• Exercise aim: What lines in the material hold the string "скидки"? Copy out each of them.

• Data for analysis:
-----
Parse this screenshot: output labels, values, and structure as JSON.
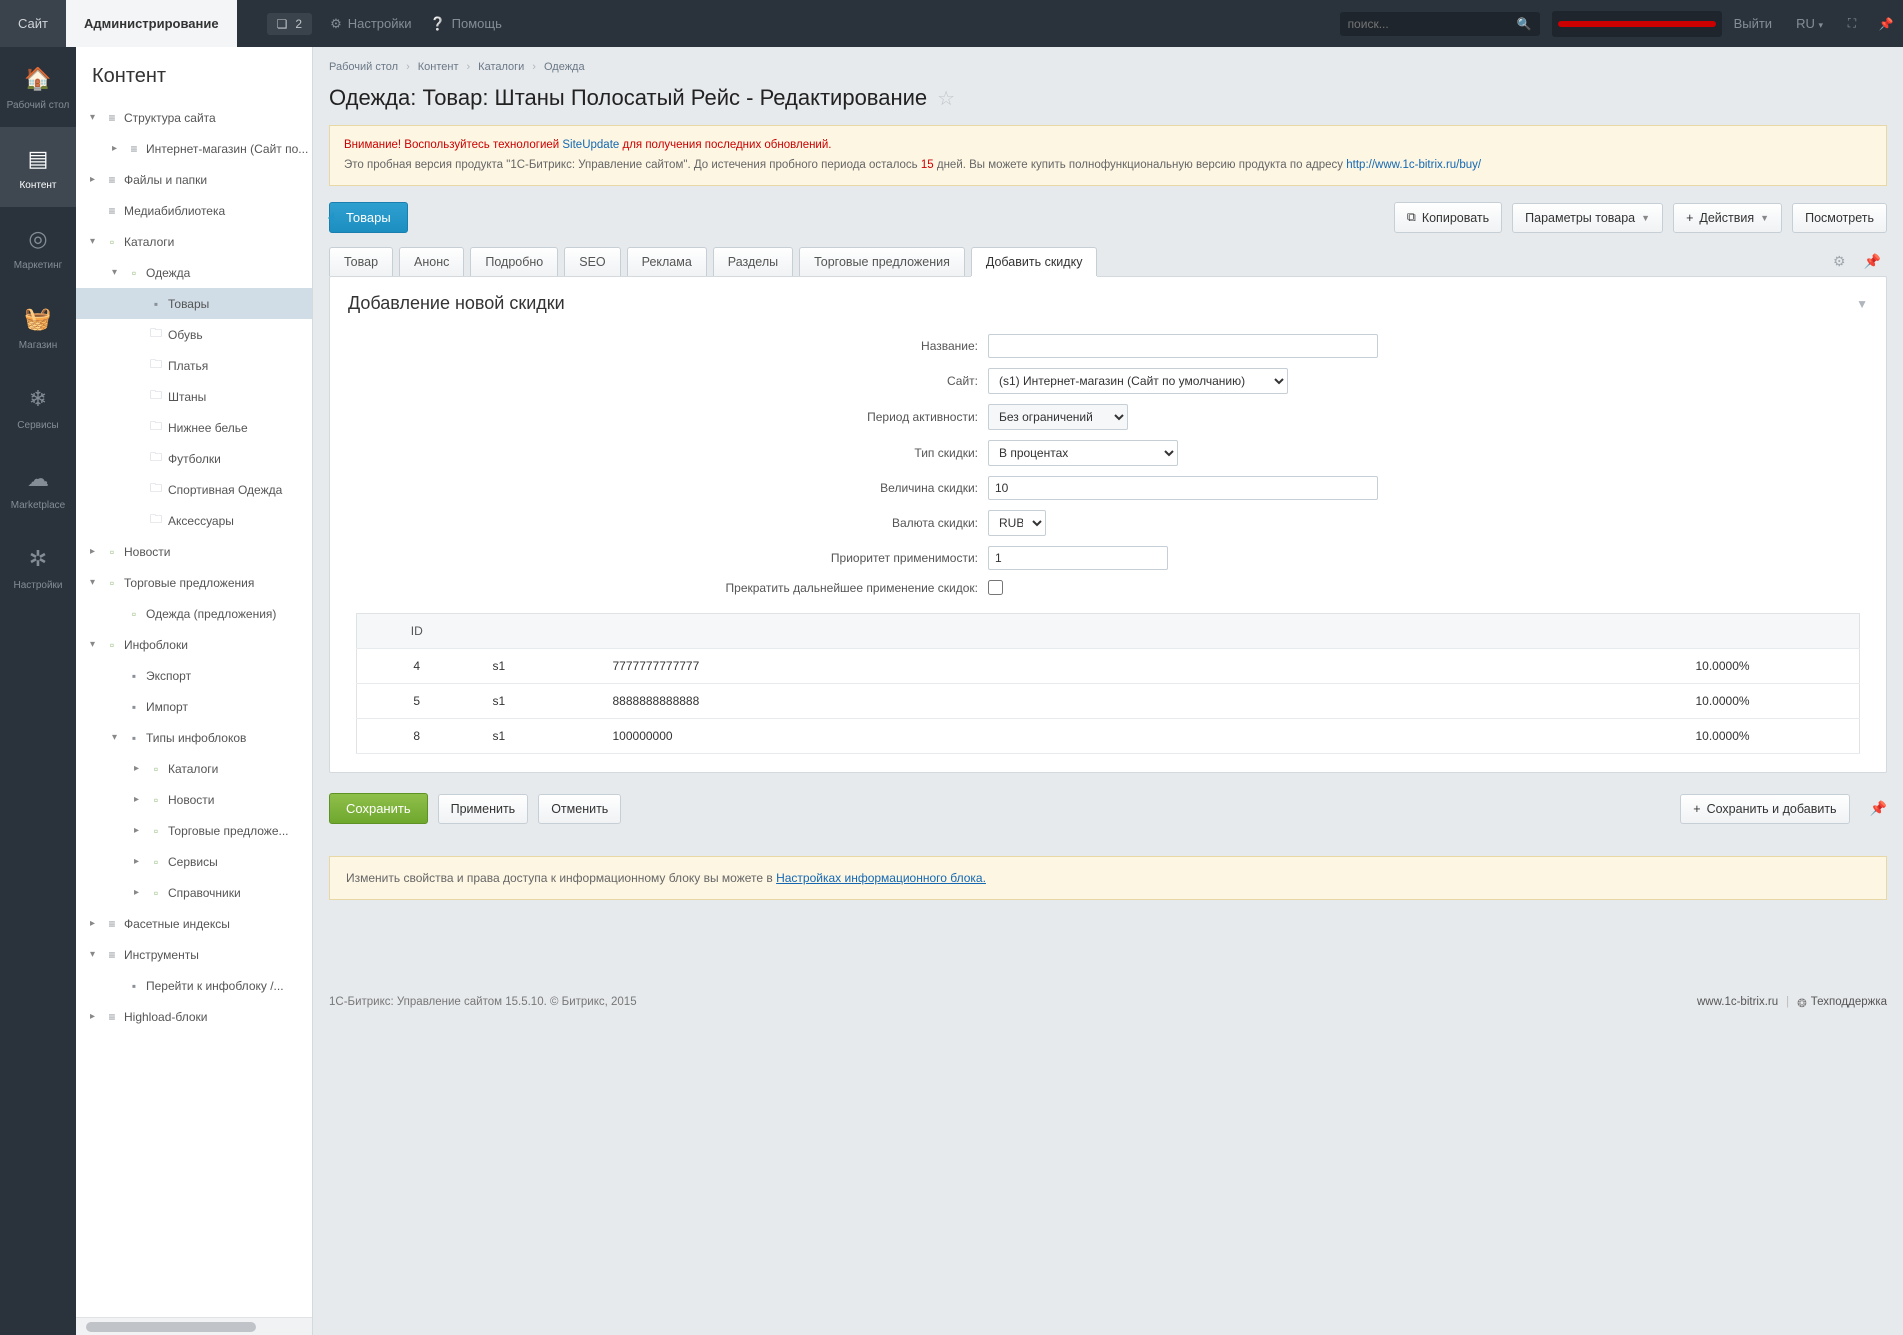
{
  "topbar": {
    "site_tab": "Сайт",
    "admin_tab": "Администрирование",
    "notif_count": "2",
    "settings": "Настройки",
    "help": "Помощь",
    "search_placeholder": "поиск...",
    "logout": "Выйти",
    "lang": "RU"
  },
  "rail": [
    {
      "label": "Рабочий стол",
      "icon": "home"
    },
    {
      "label": "Контент",
      "icon": "content"
    },
    {
      "label": "Маркетинг",
      "icon": "target"
    },
    {
      "label": "Магазин",
      "icon": "basket"
    },
    {
      "label": "Сервисы",
      "icon": "services"
    },
    {
      "label": "Marketplace",
      "icon": "cloud"
    },
    {
      "label": "Настройки",
      "icon": "gear"
    }
  ],
  "sidebar": {
    "title": "Контент",
    "items": [
      {
        "indent": 0,
        "toggle": "▾",
        "icon": "struct",
        "label": "Структура сайта"
      },
      {
        "indent": 1,
        "toggle": "▸",
        "icon": "struct",
        "label": "Интернет-магазин (Сайт по..."
      },
      {
        "indent": 0,
        "toggle": "▸",
        "icon": "struct",
        "label": "Файлы и папки"
      },
      {
        "indent": 0,
        "toggle": "",
        "icon": "struct",
        "label": "Медиабиблиотека"
      },
      {
        "indent": 0,
        "toggle": "▾",
        "icon": "block",
        "label": "Каталоги"
      },
      {
        "indent": 1,
        "toggle": "▾",
        "icon": "block",
        "label": "Одежда"
      },
      {
        "indent": 2,
        "toggle": "",
        "icon": "dot",
        "label": "Товары",
        "active": true
      },
      {
        "indent": 2,
        "toggle": "",
        "icon": "folder",
        "label": "Обувь"
      },
      {
        "indent": 2,
        "toggle": "",
        "icon": "folder",
        "label": "Платья"
      },
      {
        "indent": 2,
        "toggle": "",
        "icon": "folder",
        "label": "Штаны"
      },
      {
        "indent": 2,
        "toggle": "",
        "icon": "folder",
        "label": "Нижнее белье"
      },
      {
        "indent": 2,
        "toggle": "",
        "icon": "folder",
        "label": "Футболки"
      },
      {
        "indent": 2,
        "toggle": "",
        "icon": "folder",
        "label": "Спортивная Одежда"
      },
      {
        "indent": 2,
        "toggle": "",
        "icon": "folder",
        "label": "Аксессуары"
      },
      {
        "indent": 0,
        "toggle": "▸",
        "icon": "block",
        "label": "Новости"
      },
      {
        "indent": 0,
        "toggle": "▾",
        "icon": "block",
        "label": "Торговые предложения"
      },
      {
        "indent": 1,
        "toggle": "",
        "icon": "block",
        "label": "Одежда (предложения)"
      },
      {
        "indent": 0,
        "toggle": "▾",
        "icon": "block",
        "label": "Инфоблоки"
      },
      {
        "indent": 1,
        "toggle": "",
        "icon": "dot",
        "label": "Экспорт"
      },
      {
        "indent": 1,
        "toggle": "",
        "icon": "dot",
        "label": "Импорт"
      },
      {
        "indent": 1,
        "toggle": "▾",
        "icon": "dot",
        "label": "Типы инфоблоков"
      },
      {
        "indent": 2,
        "toggle": "▸",
        "icon": "block",
        "label": "Каталоги"
      },
      {
        "indent": 2,
        "toggle": "▸",
        "icon": "block",
        "label": "Новости"
      },
      {
        "indent": 2,
        "toggle": "▸",
        "icon": "block",
        "label": "Торговые предложе..."
      },
      {
        "indent": 2,
        "toggle": "▸",
        "icon": "block",
        "label": "Сервисы"
      },
      {
        "indent": 2,
        "toggle": "▸",
        "icon": "block",
        "label": "Справочники"
      },
      {
        "indent": 0,
        "toggle": "▸",
        "icon": "struct",
        "label": "Фасетные индексы"
      },
      {
        "indent": 0,
        "toggle": "▾",
        "icon": "struct",
        "label": "Инструменты"
      },
      {
        "indent": 1,
        "toggle": "",
        "icon": "dot",
        "label": "Перейти к инфоблоку /..."
      },
      {
        "indent": 0,
        "toggle": "▸",
        "icon": "struct",
        "label": "Highload-блоки"
      }
    ]
  },
  "breadcrumb": [
    "Рабочий стол",
    "Контент",
    "Каталоги",
    "Одежда"
  ],
  "page_title": "Одежда: Товар: Штаны Полосатый Рейс - Редактирование",
  "notice": {
    "line1_a": "Внимание! Воспользуйтесь технологией ",
    "line1_link": "SiteUpdate",
    "line1_b": " для получения последних обновлений.",
    "line2_a": "Это пробная версия продукта \"1С-Битрикс: Управление сайтом\". До истечения пробного периода осталось ",
    "line2_days": "15",
    "line2_b": " дней. Вы можете купить полнофункциональную версию продукта по адресу ",
    "line2_link": "http://www.1c-bitrix.ru/buy/"
  },
  "toolbar": {
    "back": "Товары",
    "copy": "Копировать",
    "params": "Параметры товара",
    "actions": "Действия",
    "view": "Посмотреть"
  },
  "tabs": [
    "Товар",
    "Анонс",
    "Подробно",
    "SEO",
    "Реклама",
    "Разделы",
    "Торговые предложения",
    "Добавить скидку"
  ],
  "active_tab": 7,
  "panel_title": "Добавление новой скидки",
  "form": {
    "name_label": "Название:",
    "name_value": "",
    "site_label": "Сайт:",
    "site_value": "(s1) Интернет-магазин (Сайт по умолчанию)",
    "period_label": "Период активности:",
    "period_value": "Без ограничений",
    "type_label": "Тип скидки:",
    "type_value": "В процентах",
    "value_label": "Величина скидки:",
    "value_value": "10",
    "currency_label": "Валюта скидки:",
    "currency_value": "RUB",
    "priority_label": "Приоритет применимости:",
    "priority_value": "1",
    "stop_label": "Прекратить дальнейшее применение скидок:"
  },
  "table": {
    "headers": [
      "ID",
      "",
      "",
      ""
    ],
    "rows": [
      {
        "id": "4",
        "site": "s1",
        "code": "7777777777777",
        "pct": "10.0000%"
      },
      {
        "id": "5",
        "site": "s1",
        "code": "8888888888888",
        "pct": "10.0000%"
      },
      {
        "id": "8",
        "site": "s1",
        "code": "100000000",
        "pct": "10.0000%"
      }
    ]
  },
  "actions": {
    "save": "Сохранить",
    "apply": "Применить",
    "cancel": "Отменить",
    "save_add": "Сохранить и добавить"
  },
  "info_box": {
    "text": "Изменить свойства и права доступа к информационному блоку вы можете в ",
    "link": "Настройках информационного блока."
  },
  "footer": {
    "left": "1С-Битрикс: Управление сайтом 15.5.10. © Битрикс, 2015",
    "site": "www.1c-bitrix.ru",
    "support": "Техподдержка"
  }
}
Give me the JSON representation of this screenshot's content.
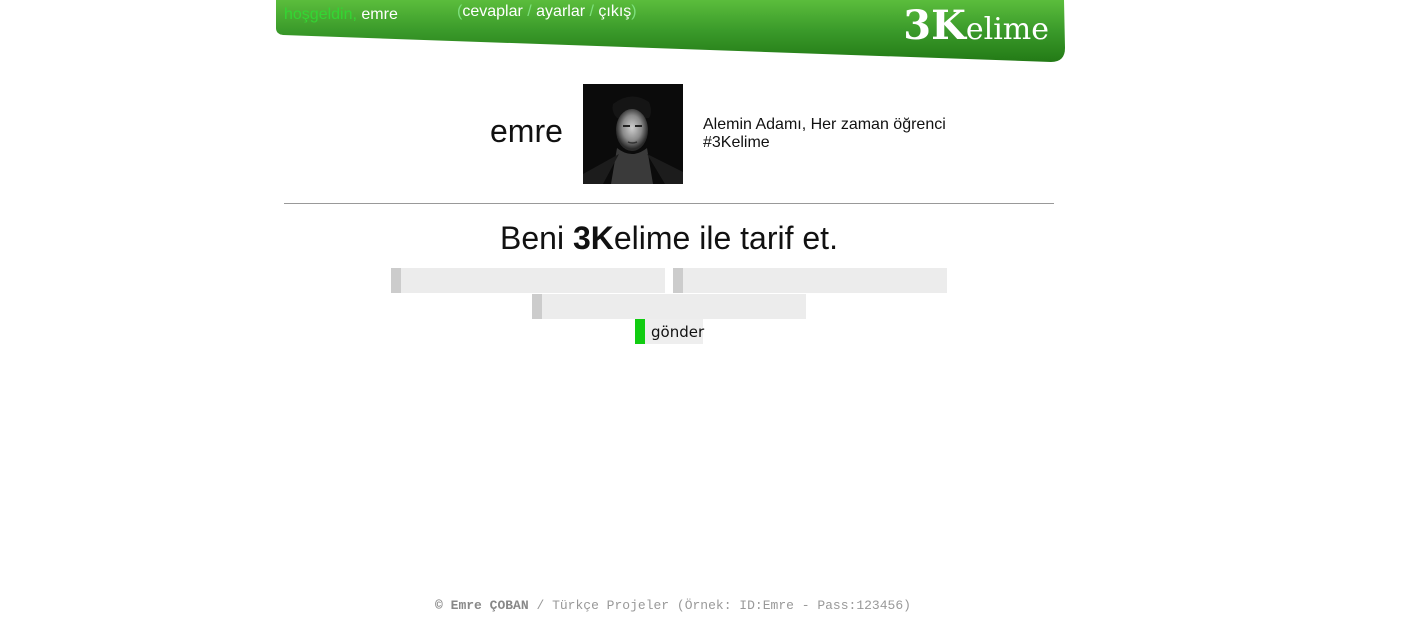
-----
• Solved problem:
  "panel_title": "Добавление новой скидки",
    "type_label": "Тип скидки:",
    "value_label": "Величина скидки:",
    "currency_label": "Валюта скидки:",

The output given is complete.